  • Do clickable elements float by default, on hover, or not at all?

Asking yourself these questions helps you determine the specifications of your shadows. Once again, this is very important to consider before you start your project. It will save you a lot of time and effort down the road.

Finally, it is time to create your shadows. Our biggest tip here is to avoid using the shadow properties of elements in Sketch and Figma. Always create shadows yourself. You can do this by adding a layer below the element for which you want to create a shadow.
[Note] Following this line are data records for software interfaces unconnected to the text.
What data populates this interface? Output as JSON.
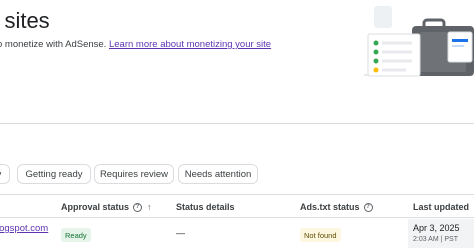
{
  "header": {
    "title": "r sites",
    "subtitle_prefix": "o monetize with AdSense.",
    "learn_more_link": "Learn more about monetizing your site"
  },
  "filters": [
    {
      "label": "y"
    },
    {
      "label": "Getting ready"
    },
    {
      "label": "Requires review"
    },
    {
      "label": "Needs attention"
    }
  ],
  "table": {
    "columns": {
      "approval_status": "Approval status",
      "status_details": "Status details",
      "ads_txt_status": "Ads.txt status",
      "last_updated": "Last updated"
    },
    "rows": [
      {
        "site": "logspot.com",
        "approval_status": "Ready",
        "status_details": "—",
        "ads_txt_status": "Not found",
        "last_updated_date": "Apr 3, 2025",
        "last_updated_time": "2:03 AM | PST"
      }
    ]
  },
  "colors": {
    "link": "#5e35b1",
    "ready_bg": "#e6f4ea",
    "ready_text": "#137333",
    "notfound_bg": "#fef7e0",
    "divider": "#dadce0"
  },
  "icons": {
    "help": "help-circle-icon",
    "sort": "arrow-up-icon",
    "illustration": "briefcase-checklist-illustration"
  }
}
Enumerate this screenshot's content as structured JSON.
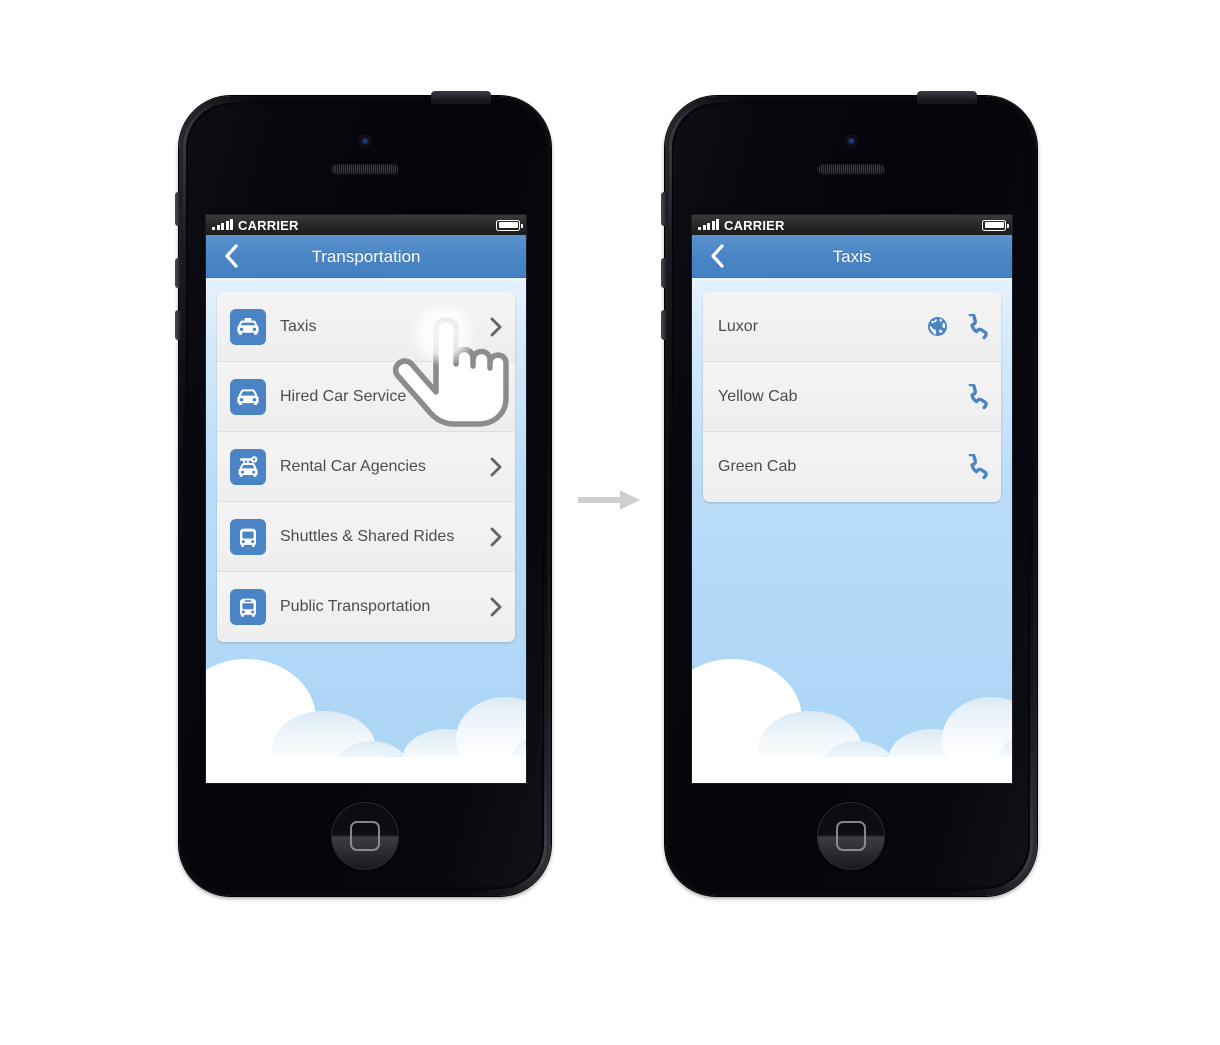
{
  "background_color": "#ffffff",
  "theme": {
    "accent_blue": "#4a84c4",
    "navbar_blue": "#4a84c4",
    "sky_top": "#e6f2fc",
    "sky_bottom": "#abd4f4",
    "card_bg": "#f0f0f0",
    "row_text": "#4d4d4d",
    "chevron_gray": "#636363",
    "statusbar_bg": "#262626",
    "arrow_gray": "#cfcfcf"
  },
  "flow": {
    "arrow_icon": "arrow-right-icon",
    "direction": "left-to-right"
  },
  "phones": [
    {
      "id": "before",
      "status_bar": {
        "signal_icon": "signal-bars-icon",
        "carrier": "CARRIER",
        "battery_icon": "battery-full-icon"
      },
      "navbar": {
        "back_icon": "chevron-left-icon",
        "title": "Transportation"
      },
      "list": [
        {
          "icon": "taxi-icon",
          "label": "Taxis",
          "accessory": "chevron-right-icon"
        },
        {
          "icon": "car-icon",
          "label": "Hired Car Service",
          "accessory": "chevron-right-icon"
        },
        {
          "icon": "rental-car-key-icon",
          "label": "Rental Car Agencies",
          "accessory": "chevron-right-icon"
        },
        {
          "icon": "shuttle-bus-icon",
          "label": "Shuttles & Shared Rides",
          "accessory": "chevron-right-icon"
        },
        {
          "icon": "public-bus-icon",
          "label": "Public Transportation",
          "accessory": "chevron-right-icon"
        }
      ],
      "cursor": {
        "icon": "pointing-hand-cursor",
        "target_label": "Taxis"
      }
    },
    {
      "id": "after",
      "status_bar": {
        "signal_icon": "signal-bars-icon",
        "carrier": "CARRIER",
        "battery_icon": "battery-full-icon"
      },
      "navbar": {
        "back_icon": "chevron-left-icon",
        "title": "Taxis"
      },
      "list": [
        {
          "label": "Luxor",
          "actions": [
            "globe-icon",
            "phone-icon"
          ]
        },
        {
          "label": "Yellow Cab",
          "actions": [
            "phone-icon"
          ]
        },
        {
          "label": "Green Cab",
          "actions": [
            "phone-icon"
          ]
        }
      ]
    }
  ]
}
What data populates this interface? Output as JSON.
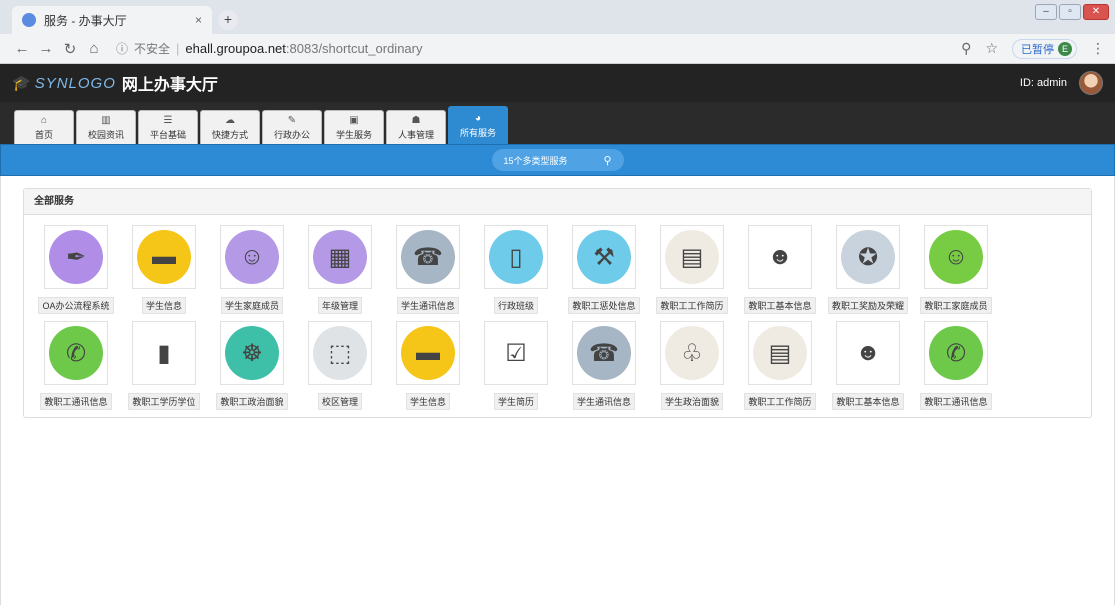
{
  "browser": {
    "tab_title": "服务 - 办事大厅",
    "tab_close": "×",
    "new_tab": "+",
    "insecure": "不安全",
    "url_host": "ehall.groupoa.net",
    "url_path": ":8083/shortcut_ordinary",
    "paused": "已暂停",
    "profile_initial": "E"
  },
  "header": {
    "logo_text": "SYNLOGO",
    "title": "网上办事大厅",
    "user": "ID: admin"
  },
  "nav": {
    "tabs": [
      {
        "label": "首页",
        "icon": "home-icon",
        "glyph": "⌂"
      },
      {
        "label": "校园资讯",
        "icon": "chart-icon",
        "glyph": "▥"
      },
      {
        "label": "平台基础",
        "icon": "list-icon",
        "glyph": "☰"
      },
      {
        "label": "快捷方式",
        "icon": "cloud-icon",
        "glyph": "☁"
      },
      {
        "label": "行政办公",
        "icon": "wrench-icon",
        "glyph": "✎"
      },
      {
        "label": "学生服务",
        "icon": "image-icon",
        "glyph": "▣"
      },
      {
        "label": "人事管理",
        "icon": "users-icon",
        "glyph": "☗"
      },
      {
        "label": "所有服务",
        "icon": "dashboard-icon",
        "glyph": "◕"
      }
    ]
  },
  "search": {
    "label": "15个多类型服务"
  },
  "panel": {
    "title": "全部服务"
  },
  "services": [
    {
      "label": "OA办公流程系统",
      "icon": "pen-icon",
      "color": "#b08ee8",
      "glyph": "✒"
    },
    {
      "label": "学生信息",
      "icon": "card-icon",
      "color": "#f5c518",
      "glyph": "▬"
    },
    {
      "label": "学生家庭成员",
      "icon": "astronaut-icon",
      "color": "#b49ae6",
      "glyph": "☺"
    },
    {
      "label": "年级管理",
      "icon": "building-icon",
      "color": "#b49ae6",
      "glyph": "▦"
    },
    {
      "label": "学生通讯信息",
      "icon": "phone-icon",
      "color": "#a6b6c4",
      "glyph": "☎"
    },
    {
      "label": "行政班级",
      "icon": "door-icon",
      "color": "#6fcbea",
      "glyph": "▯"
    },
    {
      "label": "教职工惩处信息",
      "icon": "hammer-icon",
      "color": "#6fcbea",
      "glyph": "⚒"
    },
    {
      "label": "教职工工作简历",
      "icon": "idcard-icon",
      "color": "#efeae2",
      "glyph": "▤"
    },
    {
      "label": "教职工基本信息",
      "icon": "badge-icon",
      "color": "#ffffff",
      "glyph": "☻"
    },
    {
      "label": "教职工奖励及荣耀",
      "icon": "medal-icon",
      "color": "#c9d3dd",
      "glyph": "✪"
    },
    {
      "label": "教职工家庭成员",
      "icon": "baby-icon",
      "color": "#77cc44",
      "glyph": "☺"
    },
    {
      "label": "教职工通讯信息",
      "icon": "call-icon",
      "color": "#6ec94a",
      "glyph": "✆"
    },
    {
      "label": "教职工学历学位",
      "icon": "book-icon",
      "color": "#ffffff",
      "glyph": "▮"
    },
    {
      "label": "教职工政治面貌",
      "icon": "helm-icon",
      "color": "#3dbfa8",
      "glyph": "☸"
    },
    {
      "label": "校区管理",
      "icon": "select-icon",
      "color": "#dfe3e6",
      "glyph": "⬚"
    },
    {
      "label": "学生信息",
      "icon": "card-icon",
      "color": "#f5c518",
      "glyph": "▬"
    },
    {
      "label": "学生简历",
      "icon": "clipboard-icon",
      "color": "#ffffff",
      "glyph": "☑"
    },
    {
      "label": "学生通讯信息",
      "icon": "phone-icon",
      "color": "#a6b6c4",
      "glyph": "☎"
    },
    {
      "label": "学生政治面貌",
      "icon": "mobile-icon",
      "color": "#efeae2",
      "glyph": "♧"
    },
    {
      "label": "教职工工作简历",
      "icon": "idcard-icon",
      "color": "#efeae2",
      "glyph": "▤"
    },
    {
      "label": "教职工基本信息",
      "icon": "badge-icon",
      "color": "#ffffff",
      "glyph": "☻"
    },
    {
      "label": "教职工通讯信息",
      "icon": "call-icon",
      "color": "#6ec94a",
      "glyph": "✆"
    }
  ]
}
This element will have a blur, and use your color of choice to fit the element in the layer above.

Download our UI design shadows kit

Are you looking for next-level shadows for your UI design project? Then, you can download our UI design shadows kit. The kit includes reusable components, shadows for buttons and cards. It works with both Figma and Sketch.

Shadows in UI design kit

Further reading

Alright. That’s it for shadows in UI design. We’ve discussed shadows in nature, how that relates to your design work, and how to apply shadow theory in practice.

This post is one of the first in a series of design system posts. Stay up to date for more.

Do you have feedback on this article? Missing something? Or just a question? Reach out to me and I’ll get back to you!

Profile picture of author Nick Groeneveld, a senior UX designer and mentor for The Designer's Toolbox

About the author

Hi! I'm , a senior designer from the Netherlands with experience in UX, visual design, and research. I'm a UX coach that supports other designers and have completed design projects in finance, tech, and the public sector.

Through The Designer's Toolbox, I'm an Educational Partner for Interaction Design Foundation.

☎️ Book a 1:1 mentor meeting with me or let's connect on LinkedIn, Twitter and Medium.